In this blog, I want to talk about social listening.
Social listening is the act of actually listening to public conversations that are happening across social media and forums and blogs.
In the past six months I've read two media articles criticising government and public sector agencies for engaging in social listening.
I have to say that I disagree with the fundamental concept and argument being put across in those media articles suggesting that social listening is some form of big brother where people are listening into private conversations and that particular individuals are being listened to.
From my point of view, any government or public sector agency worth their salt (that's a good Irish phrase) so doing their work in terms of best practice, would be fully au fait and fully aware of the narrative and the conversations that are happening on social media. Click To Tweet
Social media is mainstream communications.
You may agree or disagree with it, but actually we have journalists, we have media outlets who are breaking news first on social media.
They're developing stories, they're sharing their interviews and updates right across the social web, they're getting clicks and they're getting advertising revenue on the back of social media.

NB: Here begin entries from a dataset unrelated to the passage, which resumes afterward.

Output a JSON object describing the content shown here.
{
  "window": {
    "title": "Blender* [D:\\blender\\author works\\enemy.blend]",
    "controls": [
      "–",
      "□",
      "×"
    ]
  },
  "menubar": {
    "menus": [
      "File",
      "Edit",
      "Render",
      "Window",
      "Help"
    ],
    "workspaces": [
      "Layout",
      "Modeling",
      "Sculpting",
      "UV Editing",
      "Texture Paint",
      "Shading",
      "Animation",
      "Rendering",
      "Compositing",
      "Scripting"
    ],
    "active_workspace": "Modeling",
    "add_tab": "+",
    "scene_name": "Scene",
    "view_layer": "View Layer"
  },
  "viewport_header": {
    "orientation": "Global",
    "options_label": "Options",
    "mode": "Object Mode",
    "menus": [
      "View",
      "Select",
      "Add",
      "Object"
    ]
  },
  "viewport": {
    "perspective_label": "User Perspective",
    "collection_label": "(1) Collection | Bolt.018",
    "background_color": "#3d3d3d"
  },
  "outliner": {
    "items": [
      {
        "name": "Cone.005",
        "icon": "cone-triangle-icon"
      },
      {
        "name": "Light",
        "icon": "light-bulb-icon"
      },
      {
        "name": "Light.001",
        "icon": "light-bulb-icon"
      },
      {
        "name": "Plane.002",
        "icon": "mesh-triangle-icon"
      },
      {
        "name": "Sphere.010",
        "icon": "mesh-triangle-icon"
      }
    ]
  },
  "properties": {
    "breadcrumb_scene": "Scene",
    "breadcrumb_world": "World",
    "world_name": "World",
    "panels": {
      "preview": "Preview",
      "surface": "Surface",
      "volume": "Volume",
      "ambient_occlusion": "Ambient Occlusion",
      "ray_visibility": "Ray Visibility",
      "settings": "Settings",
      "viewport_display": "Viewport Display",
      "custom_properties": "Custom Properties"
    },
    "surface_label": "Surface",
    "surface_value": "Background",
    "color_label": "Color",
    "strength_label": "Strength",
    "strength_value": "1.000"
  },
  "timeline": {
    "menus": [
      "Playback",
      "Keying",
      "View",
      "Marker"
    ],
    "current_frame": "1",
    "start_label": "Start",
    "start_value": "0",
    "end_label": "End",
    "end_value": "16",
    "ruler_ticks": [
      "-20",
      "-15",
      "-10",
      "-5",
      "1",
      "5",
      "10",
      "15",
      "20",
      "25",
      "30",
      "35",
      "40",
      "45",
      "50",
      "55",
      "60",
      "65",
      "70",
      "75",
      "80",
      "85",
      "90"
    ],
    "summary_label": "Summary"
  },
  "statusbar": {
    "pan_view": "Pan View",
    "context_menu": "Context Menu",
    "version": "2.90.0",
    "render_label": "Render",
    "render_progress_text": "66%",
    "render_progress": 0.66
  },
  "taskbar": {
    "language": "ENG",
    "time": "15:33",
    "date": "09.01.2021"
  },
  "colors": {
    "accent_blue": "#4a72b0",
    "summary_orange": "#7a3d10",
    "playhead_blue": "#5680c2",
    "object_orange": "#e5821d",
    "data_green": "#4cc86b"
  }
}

When you engage in social listening, you are using artificial intelligence, you're using machine learning software in order to create and to aggregate data related to keywords.
Let's say that I wanted to do social listening for the National Health Service in the United Kingdom, I might set up alerts for any time that the NHS related to Covid-19 is is mentioned on social media.
Why do I do it?
Because I want to be informed, I want to take the temperature of the public around coronavirus, I want to understand how they feel about policies that we're introducing, I want to understand where their gripes, their concerns, their complaints are, because we know a lot of people go to social media and share their dissatisfaction with public services.
I also want to know who has maximum share of social voice around coronavirus in different parts of the UK.
We know that the coronavirus has peaks and troughs and obviously you're interested in the geographic conversations as well as the conversations around particular topics.
So it's really really important that if you are serious about social media, if you're serious about listening to the public, hearing what they're saying and understanding where they're coming from.
This can make you a better communicator.
This is not big brother in my view.
This is social media best practice.
This is actually government and public sector caring about what's being said and using that information to fill any gaps and any voids in any vacuum in their communication plan and also correcting the record, because we know that there's a rise in digital disinformation in 2021.
In fact that was my prediction in the 2021 State of Social Media Report produced by TalkWalker in conjunction with HubSpot and that appeared at number two in the top 10 social media trends of 2021.
So correcting the record and trying to overtake people who like to spread disinformation for their own benefit or maybe they're genuinely misinformed.
In my view, social listening is a fundamental part of any government social media strategy.
It is also listening to publicly available information that citizens are putting out on social media and it also will identify particular trends or concerns and gaps in communication that they might have in their strategy.
As always I'd love to know your thoughts on this.
Social listening is one of the topics that we cover in the Diploma in Social Media for Government and Public Sector, so if you'd like to know more about social listening, why not consider taking that course, you can find out more information at the link below;